- [The data]:
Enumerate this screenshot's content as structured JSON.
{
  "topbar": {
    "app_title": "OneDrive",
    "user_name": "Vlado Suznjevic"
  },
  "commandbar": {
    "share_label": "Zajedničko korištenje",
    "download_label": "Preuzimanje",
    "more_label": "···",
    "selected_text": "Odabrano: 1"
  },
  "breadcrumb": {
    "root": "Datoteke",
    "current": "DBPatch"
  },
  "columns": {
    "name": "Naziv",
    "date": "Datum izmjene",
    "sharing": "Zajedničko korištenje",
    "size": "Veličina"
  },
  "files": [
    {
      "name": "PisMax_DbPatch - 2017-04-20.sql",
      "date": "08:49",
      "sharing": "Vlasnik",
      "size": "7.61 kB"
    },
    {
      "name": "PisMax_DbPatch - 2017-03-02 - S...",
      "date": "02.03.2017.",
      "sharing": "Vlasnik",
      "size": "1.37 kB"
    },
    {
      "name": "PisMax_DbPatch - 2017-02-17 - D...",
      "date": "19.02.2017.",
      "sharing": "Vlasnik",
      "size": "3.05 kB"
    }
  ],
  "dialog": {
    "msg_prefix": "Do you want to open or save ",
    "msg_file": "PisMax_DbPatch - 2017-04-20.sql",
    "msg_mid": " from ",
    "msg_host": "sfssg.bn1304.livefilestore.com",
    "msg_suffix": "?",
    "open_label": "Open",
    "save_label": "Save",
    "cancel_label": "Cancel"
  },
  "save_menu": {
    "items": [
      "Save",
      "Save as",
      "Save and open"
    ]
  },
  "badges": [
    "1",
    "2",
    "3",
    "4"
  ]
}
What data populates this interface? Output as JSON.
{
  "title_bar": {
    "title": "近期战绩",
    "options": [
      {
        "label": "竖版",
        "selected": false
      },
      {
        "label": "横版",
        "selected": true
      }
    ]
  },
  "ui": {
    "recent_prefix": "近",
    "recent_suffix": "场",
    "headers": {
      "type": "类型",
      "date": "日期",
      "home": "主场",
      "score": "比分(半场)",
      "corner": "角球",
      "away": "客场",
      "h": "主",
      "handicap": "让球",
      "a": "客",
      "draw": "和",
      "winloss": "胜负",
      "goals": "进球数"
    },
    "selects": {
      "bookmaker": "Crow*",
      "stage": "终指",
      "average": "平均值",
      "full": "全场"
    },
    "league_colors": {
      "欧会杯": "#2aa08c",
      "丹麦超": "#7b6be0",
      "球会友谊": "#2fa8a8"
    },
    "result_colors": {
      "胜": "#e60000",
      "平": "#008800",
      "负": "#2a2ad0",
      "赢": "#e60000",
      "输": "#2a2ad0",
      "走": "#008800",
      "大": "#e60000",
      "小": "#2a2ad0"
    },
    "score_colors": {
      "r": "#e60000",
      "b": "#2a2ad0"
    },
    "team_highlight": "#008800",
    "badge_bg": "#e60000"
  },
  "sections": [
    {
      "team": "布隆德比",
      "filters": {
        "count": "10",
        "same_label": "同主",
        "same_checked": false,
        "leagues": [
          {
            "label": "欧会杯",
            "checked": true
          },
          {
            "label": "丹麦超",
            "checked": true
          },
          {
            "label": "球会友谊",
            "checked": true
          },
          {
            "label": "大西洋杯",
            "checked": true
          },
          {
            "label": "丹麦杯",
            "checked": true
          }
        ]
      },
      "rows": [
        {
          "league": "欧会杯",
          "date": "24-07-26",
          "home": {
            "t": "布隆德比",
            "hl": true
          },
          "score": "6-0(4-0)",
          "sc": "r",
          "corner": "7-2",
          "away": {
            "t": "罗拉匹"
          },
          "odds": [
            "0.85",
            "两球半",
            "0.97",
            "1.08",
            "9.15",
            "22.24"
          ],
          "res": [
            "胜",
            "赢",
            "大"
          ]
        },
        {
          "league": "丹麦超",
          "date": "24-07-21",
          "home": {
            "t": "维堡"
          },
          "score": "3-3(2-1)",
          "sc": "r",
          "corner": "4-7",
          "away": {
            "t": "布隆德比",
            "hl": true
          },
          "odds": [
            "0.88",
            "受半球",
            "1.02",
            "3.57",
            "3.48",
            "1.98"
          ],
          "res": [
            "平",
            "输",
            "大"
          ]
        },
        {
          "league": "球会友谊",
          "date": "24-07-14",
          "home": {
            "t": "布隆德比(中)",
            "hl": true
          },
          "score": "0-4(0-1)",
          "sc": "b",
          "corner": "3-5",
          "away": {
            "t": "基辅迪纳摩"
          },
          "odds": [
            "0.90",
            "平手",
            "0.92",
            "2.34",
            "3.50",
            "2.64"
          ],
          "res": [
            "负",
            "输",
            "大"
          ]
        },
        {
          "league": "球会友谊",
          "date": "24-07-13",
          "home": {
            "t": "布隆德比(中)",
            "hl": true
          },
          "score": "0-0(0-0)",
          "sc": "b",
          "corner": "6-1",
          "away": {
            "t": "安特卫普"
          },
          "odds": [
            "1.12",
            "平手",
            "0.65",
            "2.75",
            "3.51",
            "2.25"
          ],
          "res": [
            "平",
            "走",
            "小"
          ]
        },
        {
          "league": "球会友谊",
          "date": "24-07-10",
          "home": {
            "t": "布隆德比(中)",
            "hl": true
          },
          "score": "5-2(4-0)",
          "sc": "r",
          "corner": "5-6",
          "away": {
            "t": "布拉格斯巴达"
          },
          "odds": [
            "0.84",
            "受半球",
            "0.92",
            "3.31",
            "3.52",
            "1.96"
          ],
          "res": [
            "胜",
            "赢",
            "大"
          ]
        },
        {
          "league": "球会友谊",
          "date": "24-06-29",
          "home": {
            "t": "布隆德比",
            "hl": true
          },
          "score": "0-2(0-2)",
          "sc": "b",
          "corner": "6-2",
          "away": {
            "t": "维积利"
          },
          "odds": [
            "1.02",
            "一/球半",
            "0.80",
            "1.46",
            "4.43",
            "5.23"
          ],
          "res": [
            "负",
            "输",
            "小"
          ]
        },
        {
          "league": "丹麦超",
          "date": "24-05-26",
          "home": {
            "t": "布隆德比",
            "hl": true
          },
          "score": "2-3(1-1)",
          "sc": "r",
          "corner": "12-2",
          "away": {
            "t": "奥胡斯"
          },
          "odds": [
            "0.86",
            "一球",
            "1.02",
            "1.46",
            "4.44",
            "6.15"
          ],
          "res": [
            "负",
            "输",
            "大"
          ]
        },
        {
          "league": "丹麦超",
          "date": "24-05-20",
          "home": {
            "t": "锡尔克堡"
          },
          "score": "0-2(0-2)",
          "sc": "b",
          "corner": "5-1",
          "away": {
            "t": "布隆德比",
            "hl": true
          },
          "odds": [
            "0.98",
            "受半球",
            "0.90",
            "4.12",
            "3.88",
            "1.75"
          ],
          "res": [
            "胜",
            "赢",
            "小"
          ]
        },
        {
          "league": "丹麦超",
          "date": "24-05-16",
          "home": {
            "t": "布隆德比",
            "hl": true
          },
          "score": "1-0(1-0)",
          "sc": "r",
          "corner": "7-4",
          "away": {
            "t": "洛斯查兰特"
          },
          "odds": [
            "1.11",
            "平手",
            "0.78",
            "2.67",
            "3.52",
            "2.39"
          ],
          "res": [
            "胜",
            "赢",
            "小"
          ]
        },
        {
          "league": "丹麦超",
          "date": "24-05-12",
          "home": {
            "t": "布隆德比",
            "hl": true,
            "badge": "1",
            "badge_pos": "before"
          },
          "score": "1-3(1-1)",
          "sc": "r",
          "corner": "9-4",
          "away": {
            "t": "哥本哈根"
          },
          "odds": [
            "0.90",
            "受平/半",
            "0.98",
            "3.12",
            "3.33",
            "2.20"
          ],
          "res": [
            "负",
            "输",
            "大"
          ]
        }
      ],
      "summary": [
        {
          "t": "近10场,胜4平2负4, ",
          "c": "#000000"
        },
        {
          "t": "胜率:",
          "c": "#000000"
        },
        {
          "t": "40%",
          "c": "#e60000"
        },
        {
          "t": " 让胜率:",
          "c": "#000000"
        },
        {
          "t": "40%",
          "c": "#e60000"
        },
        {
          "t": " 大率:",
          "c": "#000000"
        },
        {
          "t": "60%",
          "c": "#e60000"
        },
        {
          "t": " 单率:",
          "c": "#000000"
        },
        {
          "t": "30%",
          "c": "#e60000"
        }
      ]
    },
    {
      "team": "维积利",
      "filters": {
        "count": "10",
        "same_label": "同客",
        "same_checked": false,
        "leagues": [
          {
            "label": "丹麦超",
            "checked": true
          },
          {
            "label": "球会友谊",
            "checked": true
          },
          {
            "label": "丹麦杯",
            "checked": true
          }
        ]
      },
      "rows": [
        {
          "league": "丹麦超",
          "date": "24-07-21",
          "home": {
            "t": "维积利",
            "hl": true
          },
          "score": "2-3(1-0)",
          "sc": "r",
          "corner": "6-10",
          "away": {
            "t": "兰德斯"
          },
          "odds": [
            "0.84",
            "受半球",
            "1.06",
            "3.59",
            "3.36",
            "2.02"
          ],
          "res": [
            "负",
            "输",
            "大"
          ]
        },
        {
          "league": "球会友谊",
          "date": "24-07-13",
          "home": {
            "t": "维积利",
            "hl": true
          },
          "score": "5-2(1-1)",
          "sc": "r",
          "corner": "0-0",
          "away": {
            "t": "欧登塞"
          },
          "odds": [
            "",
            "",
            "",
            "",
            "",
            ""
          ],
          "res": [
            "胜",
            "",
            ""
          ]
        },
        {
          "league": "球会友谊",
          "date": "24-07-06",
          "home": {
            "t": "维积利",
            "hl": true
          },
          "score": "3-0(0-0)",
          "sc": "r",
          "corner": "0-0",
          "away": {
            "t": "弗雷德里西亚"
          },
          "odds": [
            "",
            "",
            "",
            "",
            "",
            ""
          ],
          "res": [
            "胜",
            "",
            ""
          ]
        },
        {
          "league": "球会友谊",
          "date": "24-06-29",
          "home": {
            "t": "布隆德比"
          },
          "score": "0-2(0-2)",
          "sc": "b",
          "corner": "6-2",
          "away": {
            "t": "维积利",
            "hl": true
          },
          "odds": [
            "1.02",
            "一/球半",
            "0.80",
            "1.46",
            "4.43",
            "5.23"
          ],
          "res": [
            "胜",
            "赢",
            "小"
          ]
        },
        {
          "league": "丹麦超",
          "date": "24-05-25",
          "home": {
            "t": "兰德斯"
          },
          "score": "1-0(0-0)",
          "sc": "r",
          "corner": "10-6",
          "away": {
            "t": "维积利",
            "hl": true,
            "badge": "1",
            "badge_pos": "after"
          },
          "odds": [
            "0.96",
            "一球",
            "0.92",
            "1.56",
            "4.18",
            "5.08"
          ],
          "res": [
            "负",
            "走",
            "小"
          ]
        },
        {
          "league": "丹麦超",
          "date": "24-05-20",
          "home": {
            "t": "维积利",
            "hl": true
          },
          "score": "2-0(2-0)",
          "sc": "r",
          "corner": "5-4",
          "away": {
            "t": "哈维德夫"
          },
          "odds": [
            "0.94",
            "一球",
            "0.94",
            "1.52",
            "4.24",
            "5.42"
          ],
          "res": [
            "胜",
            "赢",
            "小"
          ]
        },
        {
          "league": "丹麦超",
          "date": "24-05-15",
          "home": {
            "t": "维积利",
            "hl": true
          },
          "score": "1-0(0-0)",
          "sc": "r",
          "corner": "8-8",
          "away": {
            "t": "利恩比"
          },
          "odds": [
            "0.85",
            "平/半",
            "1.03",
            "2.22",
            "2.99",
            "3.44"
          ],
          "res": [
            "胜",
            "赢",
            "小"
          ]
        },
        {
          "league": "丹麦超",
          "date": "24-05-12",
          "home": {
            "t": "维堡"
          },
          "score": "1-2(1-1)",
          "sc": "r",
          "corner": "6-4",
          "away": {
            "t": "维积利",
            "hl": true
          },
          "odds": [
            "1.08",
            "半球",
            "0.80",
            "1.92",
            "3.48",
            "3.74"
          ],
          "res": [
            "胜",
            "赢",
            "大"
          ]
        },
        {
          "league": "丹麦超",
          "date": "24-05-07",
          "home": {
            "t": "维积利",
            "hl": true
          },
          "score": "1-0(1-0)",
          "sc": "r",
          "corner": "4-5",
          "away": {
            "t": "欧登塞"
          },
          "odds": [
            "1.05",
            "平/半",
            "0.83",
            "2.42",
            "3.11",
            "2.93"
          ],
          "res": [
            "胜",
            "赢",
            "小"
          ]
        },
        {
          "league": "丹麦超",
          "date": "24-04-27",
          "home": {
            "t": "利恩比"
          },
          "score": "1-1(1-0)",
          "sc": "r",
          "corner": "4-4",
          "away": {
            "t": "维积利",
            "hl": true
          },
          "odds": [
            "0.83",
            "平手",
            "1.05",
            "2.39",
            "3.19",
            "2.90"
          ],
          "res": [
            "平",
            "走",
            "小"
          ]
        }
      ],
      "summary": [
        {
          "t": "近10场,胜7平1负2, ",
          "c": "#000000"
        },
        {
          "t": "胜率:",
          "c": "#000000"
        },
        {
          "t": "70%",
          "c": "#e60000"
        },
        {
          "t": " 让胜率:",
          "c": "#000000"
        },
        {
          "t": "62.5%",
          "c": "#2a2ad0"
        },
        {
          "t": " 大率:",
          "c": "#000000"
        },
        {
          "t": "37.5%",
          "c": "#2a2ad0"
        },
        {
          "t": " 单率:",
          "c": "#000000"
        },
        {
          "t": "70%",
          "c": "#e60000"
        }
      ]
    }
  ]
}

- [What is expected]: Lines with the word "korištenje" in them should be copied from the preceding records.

- [Result of this task]:
    "share_label": "Zajedničko korištenje",
    "sharing": "Zajedničko korištenje",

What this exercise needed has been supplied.